will exclusively stream live-action movies from Universal's film studios about eight months after they hit theaters and four months after they stream exclusively on rival service first, according to a complex new licensing deal between Amazon and NBCUniversal announced Thursday. The deal confirming how the has dramatically changed big-screen movie release cycles, making new films available to stream sooner and on more services than ever before.
The deal also signifies how movie licensing, already a byzantine network of deals that tends to baffle regular movie fans, is getting even more complicated.
Basically, live-action films from Universal's studios will first be released in theaters, as they were before. But starting with movies coming out next year, like Jurassic World: Dominion, they'll quickly become available to stream. First, they'll stream exclusively on Peacock, the streaming service operated by NBCUniversal itself, within four months of hitting theaters. Then after another four months, they'll leave Peacock and hop over to Amazon's , where they'll be available for several months.
This part of the deal, which is a unique way of slicing and dicing what's known as the pay-one window, doesn't apply to any Universal animated movies. So DreamWorks and Illumination projects like Minions: The Rise of Gru and Puss in Boots: The Last Wish won't be on Prime Video following their stints on Peacock. Those animated movies will make it onto Prime Video eventually but not until much later; the companies didn't specify the timing.

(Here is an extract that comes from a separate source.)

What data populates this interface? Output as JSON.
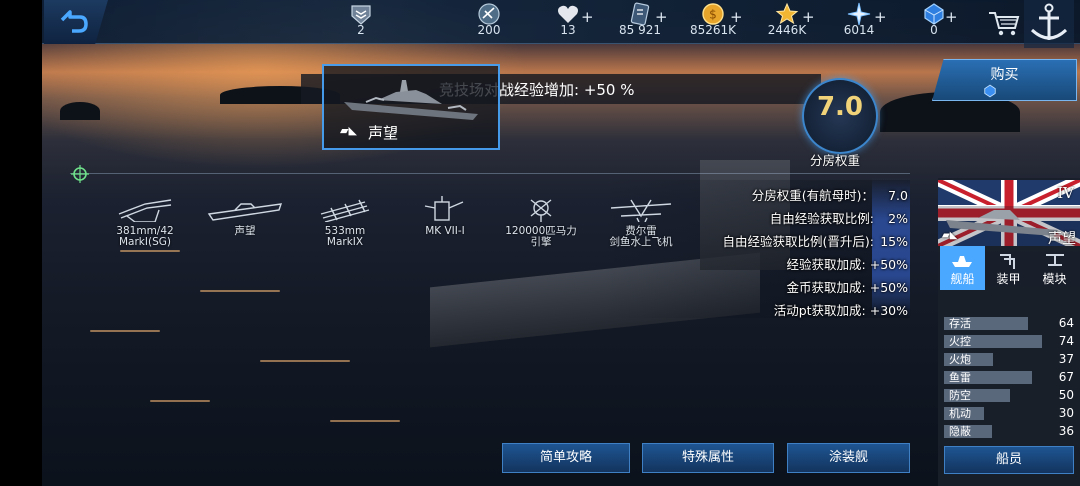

The licensing deal also includes terms that'll give Amazon Prime Video and Amazon's free streaming service, IMDb TV, a variety of other Universal titles to stream at various points. IMDb TV, for example, will eventually stream movies that Universal released last year and this year, including current box-office hit F9, as well as a selection of older animated movies like Despicable Me 2, How to Train Your Dragon 2 and Shrek 2.
"This agreement further delivers on our distribution strategy to monetize our unparalleled movie library across multiple services, while offering customers the most choice, control and flexibility in how, when and where they watch films," Peter Levinsohn, vice chairman and chief distribution officer of Universal Filmed Entertainment Group, said in a statement.
Typically, movies licensed in a pay-one window would be available to watch on a streaming service or TV network roughly nine months after a film's theatrical release. But the last year has seen a dramatic collapse of these windows as the COVID-19 pandemic forced cinemas to close and limit attendance around the world, decimating the box office. Studios, distributors and theater chains are now in the throes of figuring out how long cinemas should enjoy exclusives on new movies as public health restrictions finally begin allowing theaters to reopen widely again. Though it's too early to know what movie release cycles will be like after the pandemic, agreements so far indicate they'll never be the same.
People can subscribe to Amazon Prime Video directly, but most of its viewing is believed to stem from members of Amazon's Prime program, which is best known for accelerated shipping of goods bought on Amazon. Prime Video is a bonus perk of a Prime membership, but even though Prime has more than 100 million members worldwide, it's unclear how many of those people actually watch Prime Video.